Data supplied:
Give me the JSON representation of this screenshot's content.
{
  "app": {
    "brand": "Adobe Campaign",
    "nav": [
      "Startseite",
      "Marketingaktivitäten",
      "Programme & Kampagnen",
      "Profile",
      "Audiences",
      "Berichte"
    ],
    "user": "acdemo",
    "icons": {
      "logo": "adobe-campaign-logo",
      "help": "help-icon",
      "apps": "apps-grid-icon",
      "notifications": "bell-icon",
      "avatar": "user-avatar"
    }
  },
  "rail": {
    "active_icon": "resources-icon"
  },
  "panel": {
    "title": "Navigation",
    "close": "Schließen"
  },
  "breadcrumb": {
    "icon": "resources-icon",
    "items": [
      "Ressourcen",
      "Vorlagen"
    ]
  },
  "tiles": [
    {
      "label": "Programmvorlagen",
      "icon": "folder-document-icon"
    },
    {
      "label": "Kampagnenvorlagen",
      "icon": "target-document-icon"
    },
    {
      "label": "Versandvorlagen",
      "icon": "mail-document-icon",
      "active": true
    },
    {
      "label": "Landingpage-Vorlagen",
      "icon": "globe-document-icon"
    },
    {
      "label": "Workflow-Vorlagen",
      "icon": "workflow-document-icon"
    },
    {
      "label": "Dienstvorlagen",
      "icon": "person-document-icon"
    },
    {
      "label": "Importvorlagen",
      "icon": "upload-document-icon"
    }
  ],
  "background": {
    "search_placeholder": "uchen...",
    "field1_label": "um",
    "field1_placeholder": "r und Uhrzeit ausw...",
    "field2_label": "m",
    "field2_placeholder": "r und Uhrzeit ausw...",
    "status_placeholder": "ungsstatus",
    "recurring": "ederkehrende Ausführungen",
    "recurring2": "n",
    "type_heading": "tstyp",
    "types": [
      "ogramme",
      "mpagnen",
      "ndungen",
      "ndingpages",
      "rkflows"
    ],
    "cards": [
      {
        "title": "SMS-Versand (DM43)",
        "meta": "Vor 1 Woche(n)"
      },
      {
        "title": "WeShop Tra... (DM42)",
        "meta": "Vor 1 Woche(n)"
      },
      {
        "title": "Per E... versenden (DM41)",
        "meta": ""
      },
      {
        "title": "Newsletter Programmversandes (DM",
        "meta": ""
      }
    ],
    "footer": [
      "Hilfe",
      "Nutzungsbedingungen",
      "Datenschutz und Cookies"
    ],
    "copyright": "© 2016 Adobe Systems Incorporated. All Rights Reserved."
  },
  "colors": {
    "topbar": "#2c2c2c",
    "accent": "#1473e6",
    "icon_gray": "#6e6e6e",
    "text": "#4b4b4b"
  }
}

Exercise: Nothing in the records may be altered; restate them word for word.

Written response:
Give me the JSON representation of this screenshot's content.
{
  "app": {
    "brand": "Adobe Campaign",
    "nav": [
      "Startseite",
      "Marketingaktivitäten",
      "Programme & Kampagnen",
      "Profile",
      "Audiences",
      "Berichte"
    ],
    "user": "acdemo",
    "icons": {
      "logo": "adobe-campaign-logo",
      "help": "help-icon",
      "apps": "apps-grid-icon",
      "notifications": "bell-icon",
      "avatar": "user-avatar"
    }
  },
  "rail": {
    "active_icon": "resources-icon"
  },
  "panel": {
    "title": "Navigation",
    "close": "Schließen"
  },
  "breadcrumb": {
    "icon": "resources-icon",
    "items": [
      "Ressourcen",
      "Vorlagen"
    ]
  },
  "tiles": [
    {
      "label": "Programmvorlagen",
      "icon": "folder-document-icon"
    },
    {
      "label": "Kampagnenvorlagen",
      "icon": "target-document-icon"
    },
    {
      "label": "Versandvorlagen",
      "icon": "mail-document-icon",
      "active": true
    },
    {
      "label": "Landingpage-Vorlagen",
      "icon": "globe-document-icon"
    },
    {
      "label": "Workflow-Vorlagen",
      "icon": "workflow-document-icon"
    },
    {
      "label": "Dienstvorlagen",
      "icon": "person-document-icon"
    },
    {
      "label": "Importvorlagen",
      "icon": "upload-document-icon"
    }
  ],
  "background": {
    "search_placeholder": "uchen...",
    "field1_label": "um",
    "field1_placeholder": "r und Uhrzeit ausw...",
    "field2_label": "m",
    "field2_placeholder": "r und Uhrzeit ausw...",
    "status_placeholder": "ungsstatus",
    "recurring": "ederkehrende Ausführungen",
    "recurring2": "n",
    "type_heading": "tstyp",
    "types": [
      "ogramme",
      "mpagnen",
      "ndungen",
      "ndingpages",
      "rkflows"
    ],
    "cards": [
      {
        "title": "SMS-Versand (DM43)",
        "meta": "Vor 1 Woche(n)"
      },
      {
        "title": "WeShop Tra... (DM42)",
        "meta": "Vor 1 Woche(n)"
      },
      {
        "title": "Per E... versenden (DM41)",
        "meta": ""
      },
      {
        "title": "Newsletter Programmversandes (DM",
        "meta": ""
      }
    ],
    "footer": [
      "Hilfe",
      "Nutzungsbedingungen",
      "Datenschutz und Cookies"
    ],
    "copyright": "© 2016 Adobe Systems Incorporated. All Rights Reserved."
  },
  "colors": {
    "topbar": "#2c2c2c",
    "accent": "#1473e6",
    "icon_gray": "#6e6e6e",
    "text": "#4b4b4b"
  }
}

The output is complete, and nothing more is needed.